Who doesn't love fried chicken? Apparently, ancient Britons considered it taboo to eat them, as a study revealed that Gallus gallus domesticus had once been venerated by them to the point that men and women were buried along with their pet chickens.

After arriving in the UK in 800 BC, these chickens spent centuries being worshiped and celebrated by the Iron Age Britons. It wasn't until AD 43 when the Romans came over to England and began slaughtering the chickens for food.

From that point onward, ancient Britons began rearing them so that they can be farmed and eaten later. In fact, historic bones have shown how chickens have evolved over time so that they can grow faster and die younger, to satisfy humans' increasing demand for them.

Now, there are about 26 billion chickens being reared around the world, far more than any other bird on the planet. Pigeons in the 1800s had a population of 3 to 5 billion, and were considered the most common bird on the planet. Not anymore.

(Image credit: Thomas Iversen/Unsplash)

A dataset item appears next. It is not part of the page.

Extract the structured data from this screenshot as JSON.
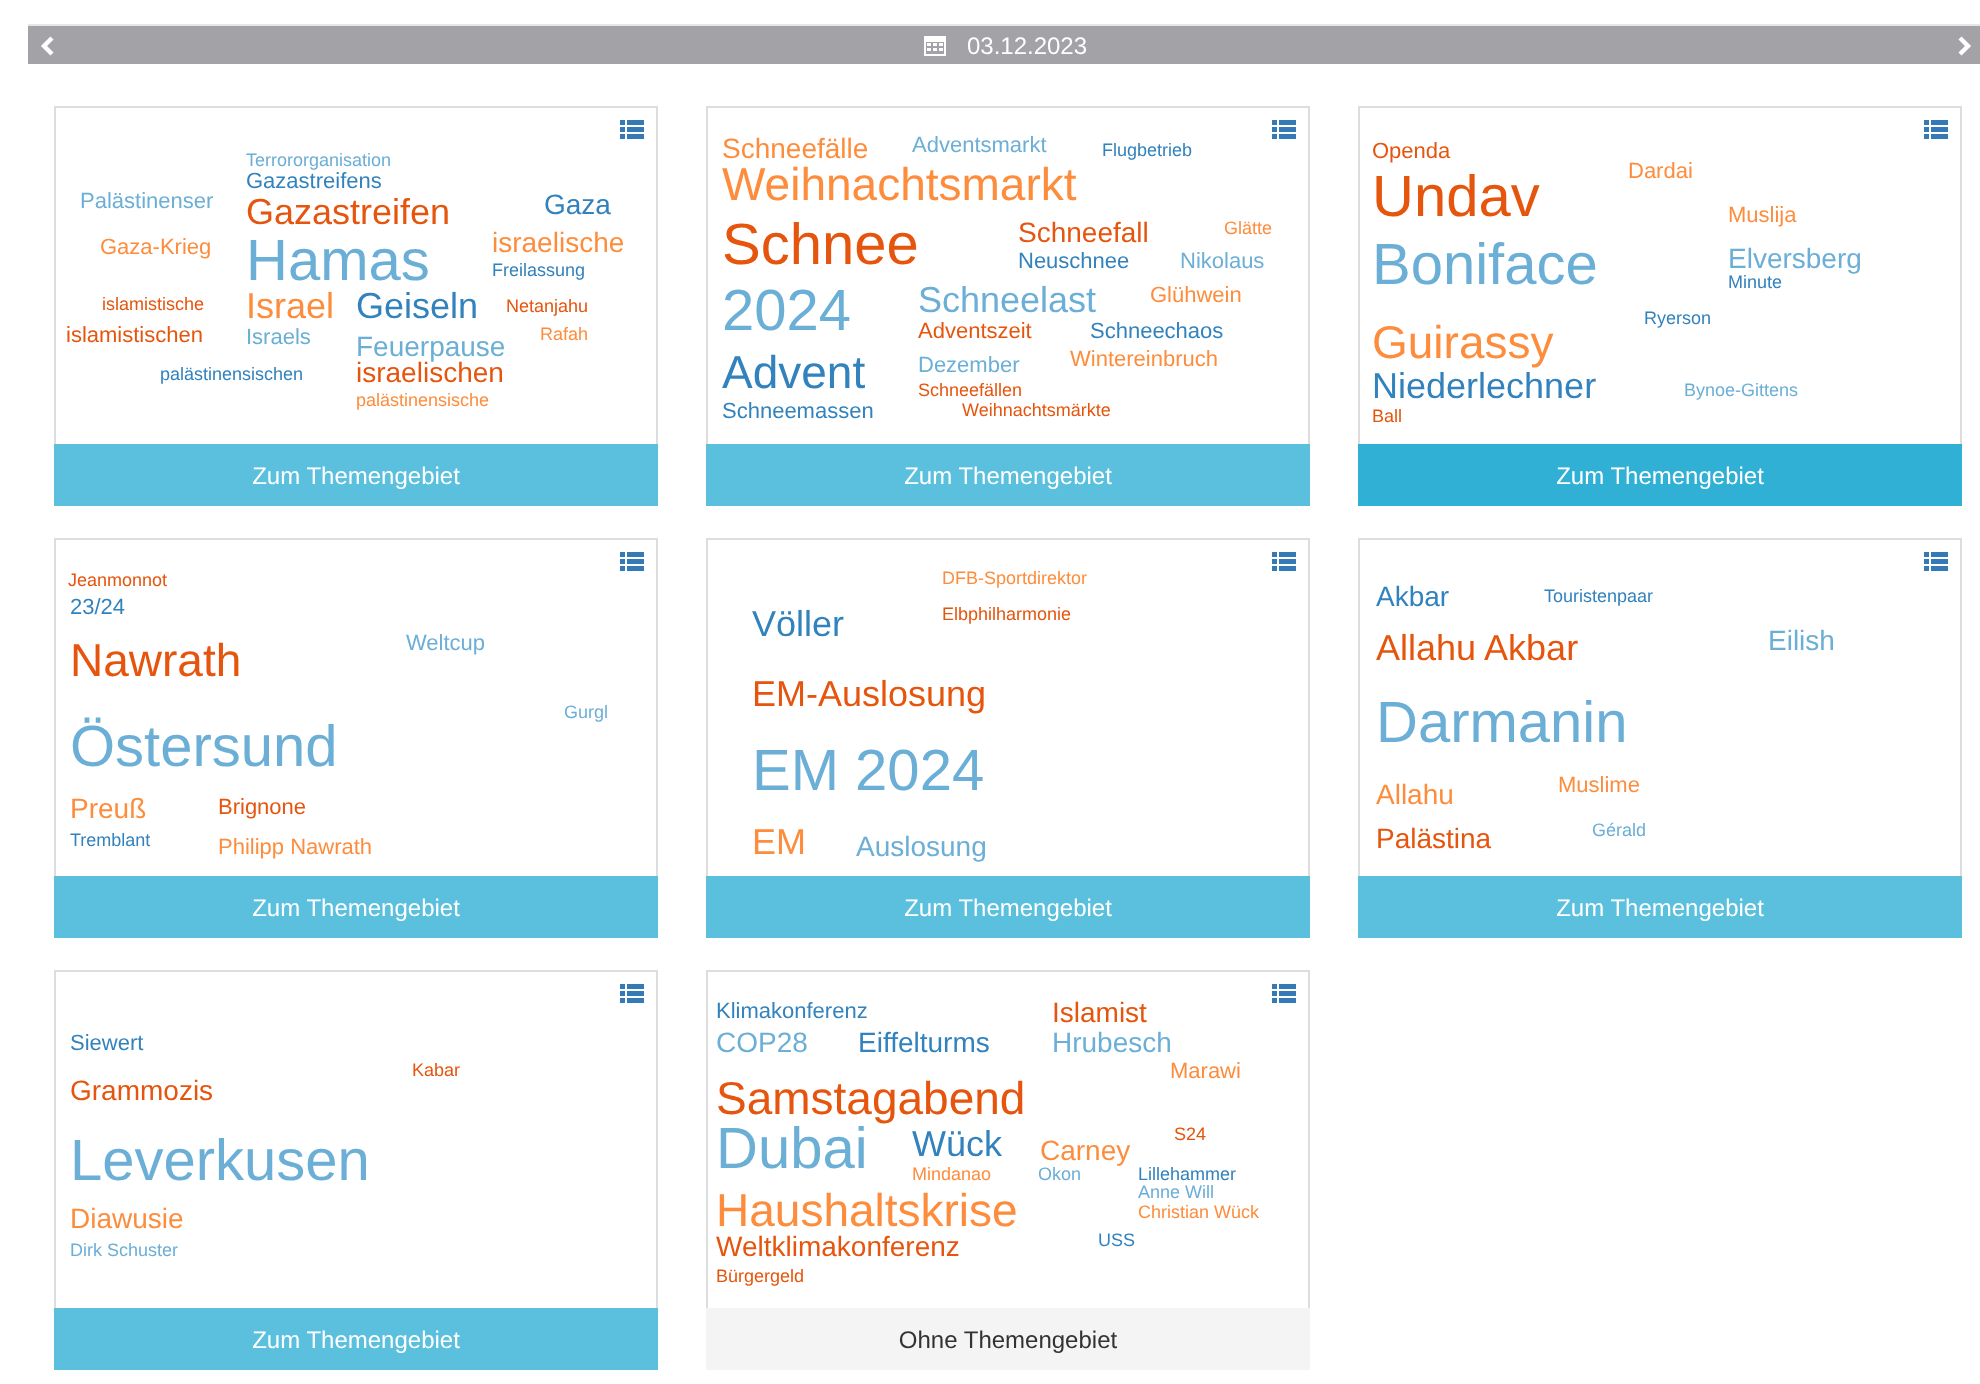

Login to comment.

Email This Post to a Friend
"Ancient Britons Used to Worship Chickens as Sacred Pets"

Separate multiple emails with a comma. Limit 5.


Success! Your email has been sent!

close window

This website uses cookies.

This website uses cookies to improve user experience. By using this website you consent to all cookies in accordance with our Privacy Policy.

I agree
Learn More